*Exercise details*
Every single entry should be printed exactly.

━━ Data supplied ━━

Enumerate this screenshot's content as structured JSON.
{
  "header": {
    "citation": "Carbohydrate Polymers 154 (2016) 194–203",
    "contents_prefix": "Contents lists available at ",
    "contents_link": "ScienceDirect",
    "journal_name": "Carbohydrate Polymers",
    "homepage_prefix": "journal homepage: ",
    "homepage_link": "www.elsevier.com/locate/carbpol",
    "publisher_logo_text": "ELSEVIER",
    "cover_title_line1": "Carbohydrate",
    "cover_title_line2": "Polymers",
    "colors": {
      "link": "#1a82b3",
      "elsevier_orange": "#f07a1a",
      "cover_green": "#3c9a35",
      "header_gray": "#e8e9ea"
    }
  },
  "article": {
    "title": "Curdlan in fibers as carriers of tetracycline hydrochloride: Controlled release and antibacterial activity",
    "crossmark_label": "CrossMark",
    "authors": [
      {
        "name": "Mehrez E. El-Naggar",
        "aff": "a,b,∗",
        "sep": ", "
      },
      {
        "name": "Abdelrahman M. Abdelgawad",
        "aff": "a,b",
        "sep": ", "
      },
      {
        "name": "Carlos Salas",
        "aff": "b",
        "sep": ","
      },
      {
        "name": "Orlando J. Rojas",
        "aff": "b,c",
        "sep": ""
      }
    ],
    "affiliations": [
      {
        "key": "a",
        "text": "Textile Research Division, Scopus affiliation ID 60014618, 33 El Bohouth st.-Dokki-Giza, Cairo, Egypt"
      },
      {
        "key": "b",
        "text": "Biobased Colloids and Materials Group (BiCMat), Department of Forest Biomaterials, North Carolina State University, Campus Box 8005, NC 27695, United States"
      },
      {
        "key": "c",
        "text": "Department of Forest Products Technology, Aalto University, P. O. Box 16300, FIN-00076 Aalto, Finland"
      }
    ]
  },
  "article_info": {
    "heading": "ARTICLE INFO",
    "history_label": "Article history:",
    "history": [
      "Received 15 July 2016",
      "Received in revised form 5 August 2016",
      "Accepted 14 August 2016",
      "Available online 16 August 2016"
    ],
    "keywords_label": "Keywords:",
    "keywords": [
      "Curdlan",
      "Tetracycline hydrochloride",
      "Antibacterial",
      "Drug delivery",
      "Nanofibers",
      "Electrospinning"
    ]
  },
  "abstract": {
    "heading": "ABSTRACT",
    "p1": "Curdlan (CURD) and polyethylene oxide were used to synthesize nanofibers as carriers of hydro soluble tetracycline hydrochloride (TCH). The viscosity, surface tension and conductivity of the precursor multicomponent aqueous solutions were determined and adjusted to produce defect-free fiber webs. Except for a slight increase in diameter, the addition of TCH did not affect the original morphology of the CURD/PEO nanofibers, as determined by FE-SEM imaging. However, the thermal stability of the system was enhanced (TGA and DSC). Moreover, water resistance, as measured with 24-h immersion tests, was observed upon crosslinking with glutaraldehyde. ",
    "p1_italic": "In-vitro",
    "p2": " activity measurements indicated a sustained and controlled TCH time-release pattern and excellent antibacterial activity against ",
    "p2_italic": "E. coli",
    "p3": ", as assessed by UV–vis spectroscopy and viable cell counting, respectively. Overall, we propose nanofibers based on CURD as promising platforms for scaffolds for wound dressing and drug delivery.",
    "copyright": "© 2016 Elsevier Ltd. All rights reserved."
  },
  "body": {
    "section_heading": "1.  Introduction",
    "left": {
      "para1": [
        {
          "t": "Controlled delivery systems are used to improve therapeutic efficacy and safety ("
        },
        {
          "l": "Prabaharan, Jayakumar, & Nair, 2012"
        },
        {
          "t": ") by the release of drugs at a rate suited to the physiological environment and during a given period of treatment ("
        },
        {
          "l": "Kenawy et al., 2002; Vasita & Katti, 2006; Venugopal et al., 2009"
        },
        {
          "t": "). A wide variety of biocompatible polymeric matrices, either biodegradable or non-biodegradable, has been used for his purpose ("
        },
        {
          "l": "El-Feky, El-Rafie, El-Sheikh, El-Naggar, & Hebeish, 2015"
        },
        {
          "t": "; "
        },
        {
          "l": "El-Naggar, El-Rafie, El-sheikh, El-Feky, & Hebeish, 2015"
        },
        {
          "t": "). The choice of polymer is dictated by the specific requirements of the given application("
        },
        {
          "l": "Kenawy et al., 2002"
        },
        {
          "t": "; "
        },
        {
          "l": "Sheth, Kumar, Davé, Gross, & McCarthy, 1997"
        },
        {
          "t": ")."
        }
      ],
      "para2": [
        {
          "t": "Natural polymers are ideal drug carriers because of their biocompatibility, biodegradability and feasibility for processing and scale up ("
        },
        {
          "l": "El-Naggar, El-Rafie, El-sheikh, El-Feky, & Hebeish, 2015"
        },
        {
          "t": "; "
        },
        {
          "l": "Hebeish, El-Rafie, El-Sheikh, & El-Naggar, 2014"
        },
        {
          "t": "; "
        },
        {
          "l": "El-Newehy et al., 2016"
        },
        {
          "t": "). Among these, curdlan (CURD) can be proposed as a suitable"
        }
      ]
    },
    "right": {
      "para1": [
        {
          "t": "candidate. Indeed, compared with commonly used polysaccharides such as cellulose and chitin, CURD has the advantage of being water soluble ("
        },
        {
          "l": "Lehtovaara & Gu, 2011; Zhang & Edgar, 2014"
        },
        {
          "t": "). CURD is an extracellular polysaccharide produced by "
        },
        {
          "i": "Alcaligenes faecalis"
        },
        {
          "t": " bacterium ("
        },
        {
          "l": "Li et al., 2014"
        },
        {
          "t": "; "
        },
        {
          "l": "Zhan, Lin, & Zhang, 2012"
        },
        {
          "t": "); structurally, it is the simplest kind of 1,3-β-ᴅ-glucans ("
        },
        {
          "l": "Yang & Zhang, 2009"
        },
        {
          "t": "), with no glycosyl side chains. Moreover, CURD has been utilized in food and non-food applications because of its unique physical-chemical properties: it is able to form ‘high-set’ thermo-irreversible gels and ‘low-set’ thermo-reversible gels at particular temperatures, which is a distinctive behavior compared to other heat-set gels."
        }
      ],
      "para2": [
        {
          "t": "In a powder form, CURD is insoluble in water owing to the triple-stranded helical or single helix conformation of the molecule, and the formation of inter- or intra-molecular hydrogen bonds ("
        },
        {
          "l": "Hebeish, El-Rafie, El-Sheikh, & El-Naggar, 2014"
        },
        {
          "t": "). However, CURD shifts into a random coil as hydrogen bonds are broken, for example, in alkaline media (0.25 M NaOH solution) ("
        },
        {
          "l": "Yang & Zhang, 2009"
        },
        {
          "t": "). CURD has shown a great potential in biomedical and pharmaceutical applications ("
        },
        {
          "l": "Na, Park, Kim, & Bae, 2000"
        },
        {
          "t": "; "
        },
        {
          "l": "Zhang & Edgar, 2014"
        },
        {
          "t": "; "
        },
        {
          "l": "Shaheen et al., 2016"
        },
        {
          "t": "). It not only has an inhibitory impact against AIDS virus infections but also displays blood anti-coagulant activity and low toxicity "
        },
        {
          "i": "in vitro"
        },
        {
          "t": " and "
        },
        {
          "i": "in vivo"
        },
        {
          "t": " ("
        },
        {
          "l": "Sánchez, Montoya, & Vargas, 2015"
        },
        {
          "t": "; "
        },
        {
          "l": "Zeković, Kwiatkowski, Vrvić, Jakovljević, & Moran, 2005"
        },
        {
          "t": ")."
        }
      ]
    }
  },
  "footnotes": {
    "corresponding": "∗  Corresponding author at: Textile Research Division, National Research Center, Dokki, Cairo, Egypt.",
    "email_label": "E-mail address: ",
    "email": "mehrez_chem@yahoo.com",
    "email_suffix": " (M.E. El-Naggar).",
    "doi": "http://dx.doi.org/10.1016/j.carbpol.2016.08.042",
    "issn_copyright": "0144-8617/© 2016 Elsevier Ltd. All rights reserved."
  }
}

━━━

*The completed task*
Enumerate this screenshot's content as structured JSON.
{
  "header": {
    "citation": "Carbohydrate Polymers 154 (2016) 194–203",
    "contents_prefix": "Contents lists available at ",
    "contents_link": "ScienceDirect",
    "journal_name": "Carbohydrate Polymers",
    "homepage_prefix": "journal homepage: ",
    "homepage_link": "www.elsevier.com/locate/carbpol",
    "publisher_logo_text": "ELSEVIER",
    "cover_title_line1": "Carbohydrate",
    "cover_title_line2": "Polymers",
    "colors": {
      "link": "#1a82b3",
      "elsevier_orange": "#f07a1a",
      "cover_green": "#3c9a35",
      "header_gray": "#e8e9ea"
    }
  },
  "article": {
    "title": "Curdlan in fibers as carriers of tetracycline hydrochloride: Controlled release and antibacterial activity",
    "crossmark_label": "CrossMark",
    "authors": [
      {
        "name": "Mehrez E. El-Naggar",
        "aff": "a,b,∗",
        "sep": ", "
      },
      {
        "name": "Abdelrahman M. Abdelgawad",
        "aff": "a,b",
        "sep": ", "
      },
      {
        "name": "Carlos Salas",
        "aff": "b",
        "sep": ","
      },
      {
        "name": "Orlando J. Rojas",
        "aff": "b,c",
        "sep": ""
      }
    ],
    "affiliations": [
      {
        "key": "a",
        "text": "Textile Research Division, Scopus affiliation ID 60014618, 33 El Bohouth st.-Dokki-Giza, Cairo, Egypt"
      },
      {
        "key": "b",
        "text": "Biobased Colloids and Materials Group (BiCMat), Department of Forest Biomaterials, North Carolina State University, Campus Box 8005, NC 27695, United States"
      },
      {
        "key": "c",
        "text": "Department of Forest Products Technology, Aalto University, P. O. Box 16300, FIN-00076 Aalto, Finland"
      }
    ]
  },
  "article_info": {
    "heading": "ARTICLE INFO",
    "history_label": "Article history:",
    "history": [
      "Received 15 July 2016",
      "Received in revised form 5 August 2016",
      "Accepted 14 August 2016",
      "Available online 16 August 2016"
    ],
    "keywords_label": "Keywords:",
    "keywords": [
      "Curdlan",
      "Tetracycline hydrochloride",
      "Antibacterial",
      "Drug delivery",
      "Nanofibers",
      "Electrospinning"
    ]
  },
  "abstract": {
    "heading": "ABSTRACT",
    "p1": "Curdlan (CURD) and polyethylene oxide were used to synthesize nanofibers as carriers of hydro soluble tetracycline hydrochloride (TCH). The viscosity, surface tension and conductivity of the precursor multicomponent aqueous solutions were determined and adjusted to produce defect-free fiber webs. Except for a slight increase in diameter, the addition of TCH did not affect the original morphology of the CURD/PEO nanofibers, as determined by FE-SEM imaging. However, the thermal stability of the system was enhanced (TGA and DSC). Moreover, water resistance, as measured with 24-h immersion tests, was observed upon crosslinking with glutaraldehyde. ",
    "p1_italic": "In-vitro",
    "p2": " activity measurements indicated a sustained and controlled TCH time-release pattern and excellent antibacterial activity against ",
    "p2_italic": "E. coli",
    "p3": ", as assessed by UV–vis spectroscopy and viable cell counting, respectively. Overall, we propose nanofibers based on CURD as promising platforms for scaffolds for wound dressing and drug delivery.",
    "copyright": "© 2016 Elsevier Ltd. All rights reserved."
  },
  "body": {
    "section_heading": "1.  Introduction",
    "left": {
      "para1": [
        {
          "t": "Controlled delivery systems are used to improve therapeutic efficacy and safety ("
        },
        {
          "l": "Prabaharan, Jayakumar, & Nair, 2012"
        },
        {
          "t": ") by the release of drugs at a rate suited to the physiological environment and during a given period of treatment ("
        },
        {
          "l": "Kenawy et al., 2002; Vasita & Katti, 2006; Venugopal et al., 2009"
        },
        {
          "t": "). A wide variety of biocompatible polymeric matrices, either biodegradable or non-biodegradable, has been used for his purpose ("
        },
        {
          "l": "El-Feky, El-Rafie, El-Sheikh, El-Naggar, & Hebeish, 2015"
        },
        {
          "t": "; "
        },
        {
          "l": "El-Naggar, El-Rafie, El-sheikh, El-Feky, & Hebeish, 2015"
        },
        {
          "t": "). The choice of polymer is dictated by the specific requirements of the given application("
        },
        {
          "l": "Kenawy et al., 2002"
        },
        {
          "t": "; "
        },
        {
          "l": "Sheth, Kumar, Davé, Gross, & McCarthy, 1997"
        },
        {
          "t": ")."
        }
      ],
      "para2": [
        {
          "t": "Natural polymers are ideal drug carriers because of their biocompatibility, biodegradability and feasibility for processing and scale up ("
        },
        {
          "l": "El-Naggar, El-Rafie, El-sheikh, El-Feky, & Hebeish, 2015"
        },
        {
          "t": "; "
        },
        {
          "l": "Hebeish, El-Rafie, El-Sheikh, & El-Naggar, 2014"
        },
        {
          "t": "; "
        },
        {
          "l": "El-Newehy et al., 2016"
        },
        {
          "t": "). Among these, curdlan (CURD) can be proposed as a suitable"
        }
      ]
    },
    "right": {
      "para1": [
        {
          "t": "candidate. Indeed, compared with commonly used polysaccharides such as cellulose and chitin, CURD has the advantage of being water soluble ("
        },
        {
          "l": "Lehtovaara & Gu, 2011; Zhang & Edgar, 2014"
        },
        {
          "t": "). CURD is an extracellular polysaccharide produced by "
        },
        {
          "i": "Alcaligenes faecalis"
        },
        {
          "t": " bacterium ("
        },
        {
          "l": "Li et al., 2014"
        },
        {
          "t": "; "
        },
        {
          "l": "Zhan, Lin, & Zhang, 2012"
        },
        {
          "t": "); structurally, it is the simplest kind of 1,3-β-ᴅ-glucans ("
        },
        {
          "l": "Yang & Zhang, 2009"
        },
        {
          "t": "), with no glycosyl side chains. Moreover, CURD has been utilized in food and non-food applications because of its unique physical-chemical properties: it is able to form ‘high-set’ thermo-irreversible gels and ‘low-set’ thermo-reversible gels at particular temperatures, which is a distinctive behavior compared to other heat-set gels."
        }
      ],
      "para2": [
        {
          "t": "In a powder form, CURD is insoluble in water owing to the triple-stranded helical or single helix conformation of the molecule, and the formation of inter- or intra-molecular hydrogen bonds ("
        },
        {
          "l": "Hebeish, El-Rafie, El-Sheikh, & El-Naggar, 2014"
        },
        {
          "t": "). However, CURD shifts into a random coil as hydrogen bonds are broken, for example, in alkaline media (0.25 M NaOH solution) ("
        },
        {
          "l": "Yang & Zhang, 2009"
        },
        {
          "t": "). CURD has shown a great potential in biomedical and pharmaceutical applications ("
        },
        {
          "l": "Na, Park, Kim, & Bae, 2000"
        },
        {
          "t": "; "
        },
        {
          "l": "Zhang & Edgar, 2014"
        },
        {
          "t": "; "
        },
        {
          "l": "Shaheen et al., 2016"
        },
        {
          "t": "). It not only has an inhibitory impact against AIDS virus infections but also displays blood anti-coagulant activity and low toxicity "
        },
        {
          "i": "in vitro"
        },
        {
          "t": " and "
        },
        {
          "i": "in vivo"
        },
        {
          "t": " ("
        },
        {
          "l": "Sánchez, Montoya, & Vargas, 2015"
        },
        {
          "t": "; "
        },
        {
          "l": "Zeković, Kwiatkowski, Vrvić, Jakovljević, & Moran, 2005"
        },
        {
          "t": ")."
        }
      ]
    }
  },
  "footnotes": {
    "corresponding": "∗  Corresponding author at: Textile Research Division, National Research Center, Dokki, Cairo, Egypt.",
    "email_label": "E-mail address: ",
    "email": "mehrez_chem@yahoo.com",
    "email_suffix": " (M.E. El-Naggar).",
    "doi": "http://dx.doi.org/10.1016/j.carbpol.2016.08.042",
    "issn_copyright": "0144-8617/© 2016 Elsevier Ltd. All rights reserved."
  }
}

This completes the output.